=== RECORDS FOR THIS EXERCISE ===

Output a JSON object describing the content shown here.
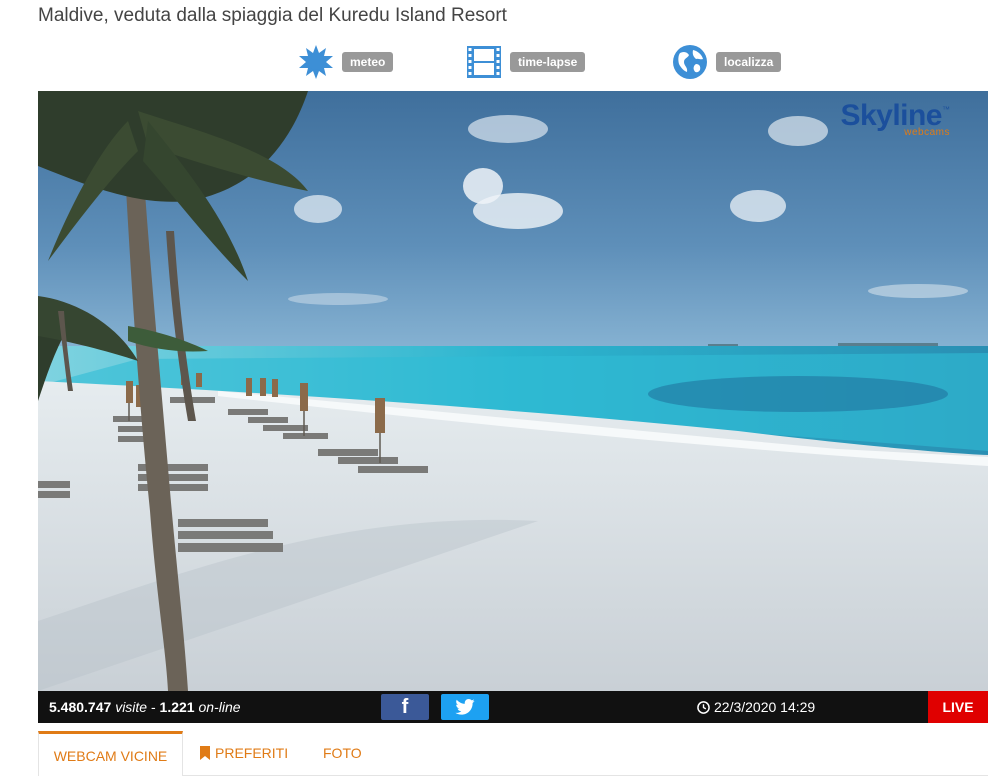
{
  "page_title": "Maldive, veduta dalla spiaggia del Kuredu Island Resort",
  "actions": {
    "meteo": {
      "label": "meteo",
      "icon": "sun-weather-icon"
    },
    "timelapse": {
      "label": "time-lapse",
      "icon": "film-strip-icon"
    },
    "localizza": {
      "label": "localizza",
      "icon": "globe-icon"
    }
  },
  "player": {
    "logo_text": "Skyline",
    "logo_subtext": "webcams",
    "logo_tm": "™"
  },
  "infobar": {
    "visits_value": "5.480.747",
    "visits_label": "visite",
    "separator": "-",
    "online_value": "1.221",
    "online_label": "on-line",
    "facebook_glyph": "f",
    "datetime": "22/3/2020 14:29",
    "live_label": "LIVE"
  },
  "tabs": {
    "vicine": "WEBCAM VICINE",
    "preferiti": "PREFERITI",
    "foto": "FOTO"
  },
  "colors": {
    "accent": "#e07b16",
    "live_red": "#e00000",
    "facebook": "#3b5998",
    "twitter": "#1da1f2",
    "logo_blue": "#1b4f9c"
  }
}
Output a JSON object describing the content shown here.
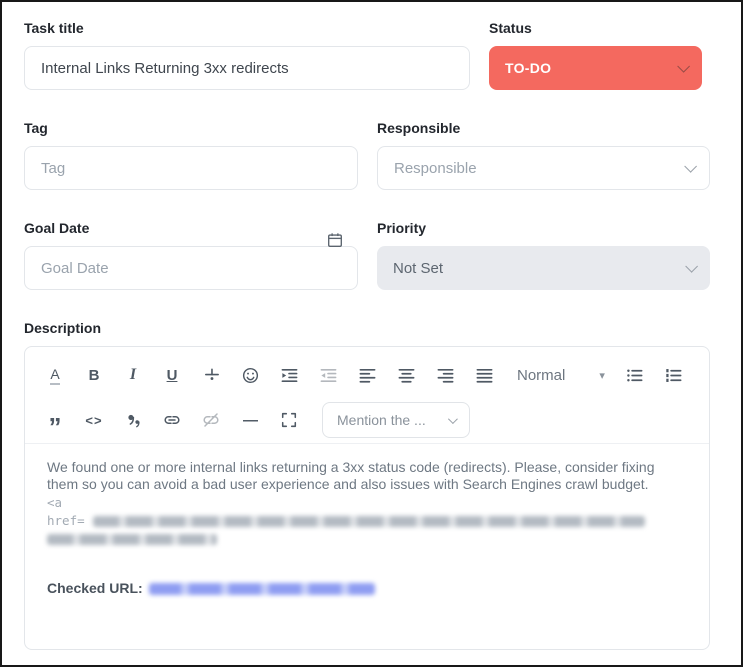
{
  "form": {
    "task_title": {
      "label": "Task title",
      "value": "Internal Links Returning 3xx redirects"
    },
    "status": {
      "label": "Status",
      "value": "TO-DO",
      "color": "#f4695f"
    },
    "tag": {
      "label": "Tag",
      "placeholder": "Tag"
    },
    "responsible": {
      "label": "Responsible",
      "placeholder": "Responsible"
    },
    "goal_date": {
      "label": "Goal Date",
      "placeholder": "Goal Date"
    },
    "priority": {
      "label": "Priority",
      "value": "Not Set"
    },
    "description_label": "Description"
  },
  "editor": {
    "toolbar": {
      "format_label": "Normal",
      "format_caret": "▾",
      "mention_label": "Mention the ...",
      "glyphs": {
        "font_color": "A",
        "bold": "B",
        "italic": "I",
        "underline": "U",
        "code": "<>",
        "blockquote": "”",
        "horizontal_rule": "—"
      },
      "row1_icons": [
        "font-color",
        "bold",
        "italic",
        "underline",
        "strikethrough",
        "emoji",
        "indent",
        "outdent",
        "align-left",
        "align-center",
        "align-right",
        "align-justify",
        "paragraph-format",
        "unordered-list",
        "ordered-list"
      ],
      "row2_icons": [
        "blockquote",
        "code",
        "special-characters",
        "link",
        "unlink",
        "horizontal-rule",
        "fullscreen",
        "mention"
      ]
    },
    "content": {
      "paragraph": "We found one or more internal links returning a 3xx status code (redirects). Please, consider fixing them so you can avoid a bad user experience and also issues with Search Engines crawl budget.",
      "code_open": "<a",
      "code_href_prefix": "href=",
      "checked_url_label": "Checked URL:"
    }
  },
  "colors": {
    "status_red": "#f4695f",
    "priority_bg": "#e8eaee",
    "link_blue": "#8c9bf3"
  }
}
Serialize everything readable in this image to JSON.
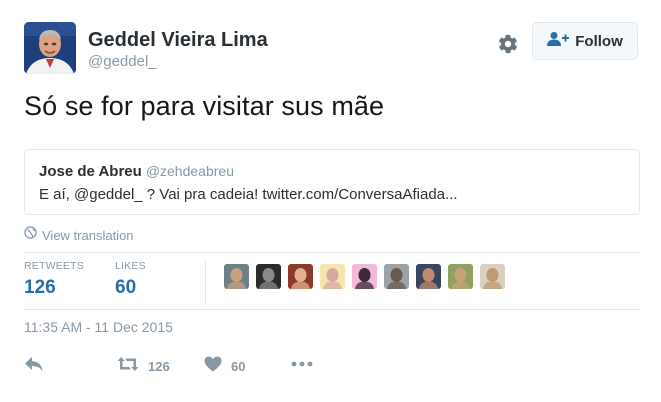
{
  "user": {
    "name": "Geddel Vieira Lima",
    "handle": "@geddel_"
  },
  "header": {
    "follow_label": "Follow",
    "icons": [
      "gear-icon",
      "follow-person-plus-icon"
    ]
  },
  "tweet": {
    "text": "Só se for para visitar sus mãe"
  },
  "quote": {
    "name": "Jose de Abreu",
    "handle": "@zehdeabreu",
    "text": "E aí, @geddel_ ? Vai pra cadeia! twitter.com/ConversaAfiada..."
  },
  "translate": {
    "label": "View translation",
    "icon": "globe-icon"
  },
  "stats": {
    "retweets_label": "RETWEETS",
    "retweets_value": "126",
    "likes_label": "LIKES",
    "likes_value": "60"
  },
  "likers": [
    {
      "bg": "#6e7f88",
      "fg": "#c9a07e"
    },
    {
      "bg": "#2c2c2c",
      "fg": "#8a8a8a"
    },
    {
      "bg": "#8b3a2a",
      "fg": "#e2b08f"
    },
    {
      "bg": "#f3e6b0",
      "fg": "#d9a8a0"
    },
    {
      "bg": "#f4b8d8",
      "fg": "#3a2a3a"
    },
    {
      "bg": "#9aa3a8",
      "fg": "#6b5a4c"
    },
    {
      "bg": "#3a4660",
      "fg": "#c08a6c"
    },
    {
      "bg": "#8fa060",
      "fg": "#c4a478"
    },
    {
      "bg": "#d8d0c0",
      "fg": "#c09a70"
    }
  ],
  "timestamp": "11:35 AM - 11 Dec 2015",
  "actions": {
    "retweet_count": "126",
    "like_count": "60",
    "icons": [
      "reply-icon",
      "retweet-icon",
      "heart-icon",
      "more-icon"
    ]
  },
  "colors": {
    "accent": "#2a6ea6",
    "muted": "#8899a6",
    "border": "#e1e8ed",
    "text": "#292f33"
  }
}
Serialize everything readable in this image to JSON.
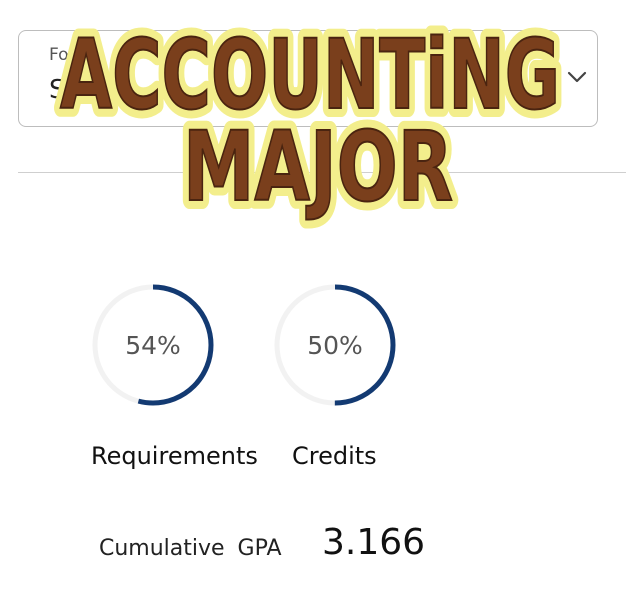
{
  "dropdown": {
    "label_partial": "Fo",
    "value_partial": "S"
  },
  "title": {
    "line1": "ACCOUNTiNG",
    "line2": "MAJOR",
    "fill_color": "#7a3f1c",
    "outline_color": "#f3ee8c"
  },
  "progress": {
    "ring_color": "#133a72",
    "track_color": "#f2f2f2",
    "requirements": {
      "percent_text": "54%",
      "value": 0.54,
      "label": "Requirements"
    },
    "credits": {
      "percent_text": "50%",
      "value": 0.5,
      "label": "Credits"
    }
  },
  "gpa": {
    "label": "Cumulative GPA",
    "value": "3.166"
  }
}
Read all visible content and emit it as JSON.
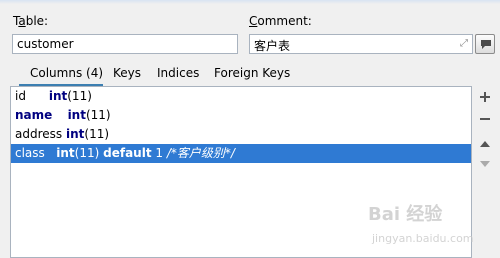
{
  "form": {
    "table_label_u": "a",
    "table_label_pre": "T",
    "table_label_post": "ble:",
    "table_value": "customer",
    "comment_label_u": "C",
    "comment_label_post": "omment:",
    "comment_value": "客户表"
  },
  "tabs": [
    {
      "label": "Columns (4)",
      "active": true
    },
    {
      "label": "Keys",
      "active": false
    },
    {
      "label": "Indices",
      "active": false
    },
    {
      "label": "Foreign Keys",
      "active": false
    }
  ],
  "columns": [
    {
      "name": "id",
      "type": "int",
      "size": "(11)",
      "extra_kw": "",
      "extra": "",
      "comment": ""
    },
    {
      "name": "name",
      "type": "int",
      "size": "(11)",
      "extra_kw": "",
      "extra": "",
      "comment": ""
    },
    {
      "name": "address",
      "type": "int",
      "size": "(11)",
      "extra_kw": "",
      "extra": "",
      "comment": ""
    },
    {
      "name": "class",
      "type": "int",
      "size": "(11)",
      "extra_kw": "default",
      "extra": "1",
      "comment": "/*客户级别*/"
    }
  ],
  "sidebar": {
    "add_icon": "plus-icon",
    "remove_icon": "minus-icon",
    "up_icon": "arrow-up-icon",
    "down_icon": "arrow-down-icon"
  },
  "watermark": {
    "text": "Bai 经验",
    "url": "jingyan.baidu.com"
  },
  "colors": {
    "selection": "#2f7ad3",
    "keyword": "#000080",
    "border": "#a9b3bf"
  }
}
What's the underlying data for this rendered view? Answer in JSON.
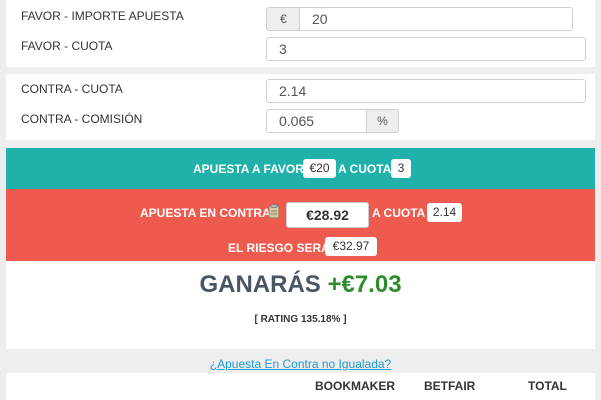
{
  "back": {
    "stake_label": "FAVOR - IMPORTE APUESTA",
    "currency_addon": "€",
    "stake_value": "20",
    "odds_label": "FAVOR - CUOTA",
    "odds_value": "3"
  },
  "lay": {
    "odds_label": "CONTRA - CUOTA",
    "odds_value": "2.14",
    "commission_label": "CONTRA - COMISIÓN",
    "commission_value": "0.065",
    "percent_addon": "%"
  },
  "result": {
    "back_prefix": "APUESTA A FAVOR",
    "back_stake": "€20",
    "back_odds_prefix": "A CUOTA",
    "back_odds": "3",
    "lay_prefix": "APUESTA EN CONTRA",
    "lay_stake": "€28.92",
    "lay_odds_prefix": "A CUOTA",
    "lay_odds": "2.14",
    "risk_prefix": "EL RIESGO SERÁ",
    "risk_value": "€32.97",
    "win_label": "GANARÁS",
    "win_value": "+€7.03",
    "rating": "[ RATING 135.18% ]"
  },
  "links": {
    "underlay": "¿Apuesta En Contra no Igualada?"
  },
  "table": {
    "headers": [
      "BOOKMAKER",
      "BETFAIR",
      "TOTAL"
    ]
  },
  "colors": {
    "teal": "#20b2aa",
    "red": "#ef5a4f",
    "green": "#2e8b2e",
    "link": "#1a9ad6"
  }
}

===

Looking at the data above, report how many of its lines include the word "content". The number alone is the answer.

- **EXERCISE RESPONSE**
4